## Exercise instructions
All entries given below are to be returned word for word.

[Element data from apps and pages]
▬▬▬

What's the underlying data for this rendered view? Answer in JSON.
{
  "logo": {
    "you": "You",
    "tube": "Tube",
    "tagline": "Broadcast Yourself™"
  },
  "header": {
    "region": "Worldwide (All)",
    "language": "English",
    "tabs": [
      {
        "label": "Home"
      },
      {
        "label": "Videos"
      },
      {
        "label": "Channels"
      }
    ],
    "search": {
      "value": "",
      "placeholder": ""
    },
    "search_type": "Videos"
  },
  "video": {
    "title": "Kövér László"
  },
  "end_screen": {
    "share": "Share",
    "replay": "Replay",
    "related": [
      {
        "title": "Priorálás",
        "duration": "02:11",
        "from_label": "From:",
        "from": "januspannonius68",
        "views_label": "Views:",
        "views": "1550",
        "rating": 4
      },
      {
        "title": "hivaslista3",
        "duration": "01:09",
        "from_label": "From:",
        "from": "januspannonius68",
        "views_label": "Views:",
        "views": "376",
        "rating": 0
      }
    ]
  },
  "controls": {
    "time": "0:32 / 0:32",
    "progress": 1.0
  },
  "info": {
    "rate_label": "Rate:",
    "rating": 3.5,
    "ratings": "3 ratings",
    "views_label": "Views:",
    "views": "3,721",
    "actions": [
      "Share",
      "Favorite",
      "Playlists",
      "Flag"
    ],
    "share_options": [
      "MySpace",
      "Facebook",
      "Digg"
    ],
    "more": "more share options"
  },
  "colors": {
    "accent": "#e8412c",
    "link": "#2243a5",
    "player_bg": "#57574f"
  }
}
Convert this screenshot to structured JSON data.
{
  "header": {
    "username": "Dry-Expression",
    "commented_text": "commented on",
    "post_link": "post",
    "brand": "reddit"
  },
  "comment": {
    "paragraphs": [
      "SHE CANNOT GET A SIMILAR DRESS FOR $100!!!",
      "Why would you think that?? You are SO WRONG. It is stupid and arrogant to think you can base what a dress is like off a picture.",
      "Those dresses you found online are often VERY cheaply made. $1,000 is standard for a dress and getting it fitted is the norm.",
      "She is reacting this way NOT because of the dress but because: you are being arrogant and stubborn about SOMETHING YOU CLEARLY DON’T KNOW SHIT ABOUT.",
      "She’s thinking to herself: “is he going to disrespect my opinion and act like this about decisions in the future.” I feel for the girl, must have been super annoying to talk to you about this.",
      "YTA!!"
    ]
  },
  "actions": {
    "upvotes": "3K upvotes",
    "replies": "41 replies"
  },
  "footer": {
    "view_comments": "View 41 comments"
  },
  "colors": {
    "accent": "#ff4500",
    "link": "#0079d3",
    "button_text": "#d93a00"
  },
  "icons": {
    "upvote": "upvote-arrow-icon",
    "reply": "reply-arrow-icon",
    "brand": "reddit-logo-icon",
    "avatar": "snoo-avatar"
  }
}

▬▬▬

## Answer section
What's the underlying data for this rendered view? Answer in JSON.
{
  "logo": {
    "you": "You",
    "tube": "Tube",
    "tagline": "Broadcast Yourself™"
  },
  "header": {
    "region": "Worldwide (All)",
    "language": "English",
    "tabs": [
      {
        "label": "Home"
      },
      {
        "label": "Videos"
      },
      {
        "label": "Channels"
      }
    ],
    "search": {
      "value": "",
      "placeholder": ""
    },
    "search_type": "Videos"
  },
  "video": {
    "title": "Kövér László"
  },
  "end_screen": {
    "share": "Share",
    "replay": "Replay",
    "related": [
      {
        "title": "Priorálás",
        "duration": "02:11",
        "from_label": "From:",
        "from": "januspannonius68",
        "views_label": "Views:",
        "views": "1550",
        "rating": 4
      },
      {
        "title": "hivaslista3",
        "duration": "01:09",
        "from_label": "From:",
        "from": "januspannonius68",
        "views_label": "Views:",
        "views": "376",
        "rating": 0
      }
    ]
  },
  "controls": {
    "time": "0:32 / 0:32",
    "progress": 1.0
  },
  "info": {
    "rate_label": "Rate:",
    "rating": 3.5,
    "ratings": "3 ratings",
    "views_label": "Views:",
    "views": "3,721",
    "actions": [
      "Share",
      "Favorite",
      "Playlists",
      "Flag"
    ],
    "share_options": [
      "MySpace",
      "Facebook",
      "Digg"
    ],
    "more": "more share options"
  },
  "colors": {
    "accent": "#e8412c",
    "link": "#2243a5",
    "player_bg": "#57574f"
  }
}
Convert this screenshot to structured JSON data.
{
  "header": {
    "username": "Dry-Expression",
    "commented_text": "commented on",
    "post_link": "post",
    "brand": "reddit"
  },
  "comment": {
    "paragraphs": [
      "SHE CANNOT GET A SIMILAR DRESS FOR $100!!!",
      "Why would you think that?? You are SO WRONG. It is stupid and arrogant to think you can base what a dress is like off a picture.",
      "Those dresses you found online are often VERY cheaply made. $1,000 is standard for a dress and getting it fitted is the norm.",
      "She is reacting this way NOT because of the dress but because: you are being arrogant and stubborn about SOMETHING YOU CLEARLY DON’T KNOW SHIT ABOUT.",
      "She’s thinking to herself: “is he going to disrespect my opinion and act like this about decisions in the future.” I feel for the girl, must have been super annoying to talk to you about this.",
      "YTA!!"
    ]
  },
  "actions": {
    "upvotes": "3K upvotes",
    "replies": "41 replies"
  },
  "footer": {
    "view_comments": "View 41 comments"
  },
  "colors": {
    "accent": "#ff4500",
    "link": "#0079d3",
    "button_text": "#d93a00"
  },
  "icons": {
    "upvote": "upvote-arrow-icon",
    "reply": "reply-arrow-icon",
    "brand": "reddit-logo-icon",
    "avatar": "snoo-avatar"
  }
}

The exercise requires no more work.